Finally, Mendetz stormed in as the last act of the Tres Sesenta festival 2012. Their energy-boosting set changed the mood and frantic finger-pointing dancing took over as the then pleasantly inebriated crowd soaked up their euphoric electro and ambidextrous musicality.

An enchanted local, Nerea said “There were bands which really surprised me, Cápsula for example were really entertaining. It’s been the first time an indie festival has taken place here and all the music lovers of Pamplona are looking forward to the Tres Sesenta 2013”.

A raving Brit’s opinion, Nick, “The music scene in Pamplona needed a bit of a shake up and this festival was it. Dinero are worth checking out and Mendetz were incredible. With an entertaining line up, cheap drinks, good food and a local feel, this festival has got it all”.

Another unsuspecting student, Aussie Ed, “Highlight of my year here.You should know, Pamplona’s not just all about San Fermines…”

Standard
Take me with you, Uncategorized

Festival Tres Sesenta round one

FRIDAY

This slideshow requires JavaScript.

The Tres Sesenta festival invaded the castle walls of the normally immaculate ciudadela to offer a 3-day line up that was nothing short of luminous.

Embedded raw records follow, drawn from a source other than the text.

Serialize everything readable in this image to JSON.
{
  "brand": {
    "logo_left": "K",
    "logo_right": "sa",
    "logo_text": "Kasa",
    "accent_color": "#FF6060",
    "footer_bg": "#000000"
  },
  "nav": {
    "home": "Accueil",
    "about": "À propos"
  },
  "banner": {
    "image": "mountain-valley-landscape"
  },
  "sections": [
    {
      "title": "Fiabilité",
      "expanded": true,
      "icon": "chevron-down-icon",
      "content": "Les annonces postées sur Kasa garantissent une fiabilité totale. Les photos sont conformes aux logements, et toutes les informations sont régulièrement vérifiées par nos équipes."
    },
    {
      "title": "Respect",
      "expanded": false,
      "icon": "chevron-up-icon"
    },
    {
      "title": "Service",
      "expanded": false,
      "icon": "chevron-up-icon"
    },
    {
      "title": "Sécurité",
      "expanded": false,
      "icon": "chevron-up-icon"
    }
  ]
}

A whole host of festival goers that you don’t normally see in respectable old Iruña seized the ciudadela for a weekend of rock and indie. With a vast selection of local and national bands, this carefully thought-out and intelligently executed festival marked a big moment for the music scene in the unassuming city of Pamplona. Even the plods couldn’t calm this unruly disturber of the peace. (They arrived with their decibel reader, nobody cared).

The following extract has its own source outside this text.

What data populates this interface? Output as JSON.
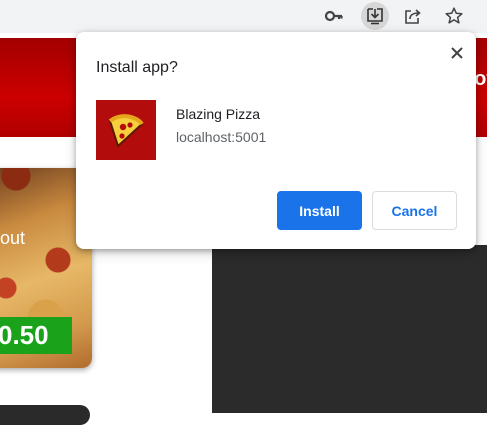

A warm-up on Thursday evening saw local groups Joe La Reina, Muy Fellini and El Columpio Asesino entertaining like old friends. The public enjoyed a free pintxo (tapas) and a glass of something with their €6 ticket (entrance was free for those who’d bought the weekend pass at an unarguably cheap price of €45). The long summer evening allowed for lounging festival enjoyment with a scattering of cushions, a cool glass of Kalimotxo (an ingenious mix of coke and red wine) and warmth in the air, such is the uniqueness of Spanish festivals.

Wilhelm and the dancing animals and Dinero warmed up the crowds on Friday evening. Wilhelm and the dancing animals had a great artistic energy with their folk, punk blend, whilst Dinero played some heavier indie tunes, drawing in a crowd with equally long hair.

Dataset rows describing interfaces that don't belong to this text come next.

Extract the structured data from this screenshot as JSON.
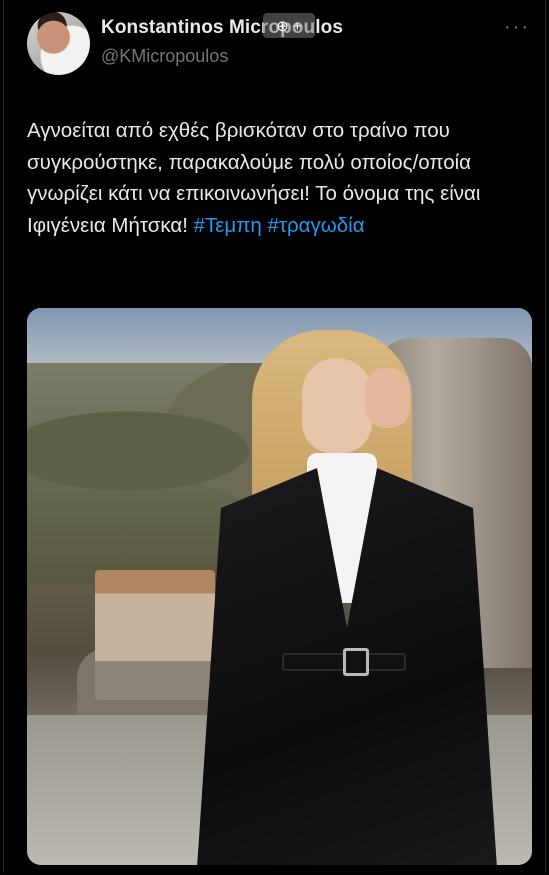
{
  "tweet": {
    "author_name": "Konstantinos Micropoulos",
    "author_handle": "@KMicropoulos",
    "more_label": "···",
    "zoom_label": "⊕ +",
    "text_segments": [
      {
        "type": "text",
        "value": "Αγνοείται από εχθές βρισκόταν στο τραίνο που συγκρούστηκε, παρακαλούμε πολύ οποίος/οποία γνωρίζει κάτι να επικοινωνήσει! Το όνομα της είναι Ιφιγένεια Μήτσκα! "
      },
      {
        "type": "hashtag",
        "value": "#Τεμπη"
      },
      {
        "type": "text",
        "value": " "
      },
      {
        "type": "hashtag",
        "value": "#τραγωδία"
      }
    ]
  },
  "icons": {
    "avatar": "profile-photo",
    "more": "more-options-icon",
    "zoom": "zoom-in-icon"
  },
  "colors": {
    "background": "#000000",
    "text": "#e7e9ea",
    "secondary": "#71767b",
    "hashtag": "#1d9bf0"
  }
}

Cápsula, was the third act of the evening, and although the sun was still shining, their wild Argentinean smoulder rocked the arena. The red-clad lead entertained with his escapades, jumping off the stage and trying to swallow the microphone.

We Are Standard, having won MTV’s award for best Spanish band and appreciation across Europe, were the most internationally acclaimed band of the evening. They followed the psychedelic rock of Cápsula with their reminiscent 90s electronic indie. The euphoric build-up in their melodies captured the audience and made for some sweaty festival dancing.

Next arrived the guapo indie group Supersubmarina. An excited mob of female fans were waiting like baited piranhas for the group they most wanted to have babies with (according to the homemade placards). Their pop-rock sound was popular, as well as their generosity as they threw their belongings into the crowd. There was much female scrapping and scrabbling to get ones hands on their drumsticks, so to speak.

Love of Lesbian, an indie pop group from Barcelona, had some big tunes to offer the crowds and rounded the night off nicely as everyone sang the evening out. Their performance was calm and earthy, inducing swaying of the lighter and general happiness.

Standard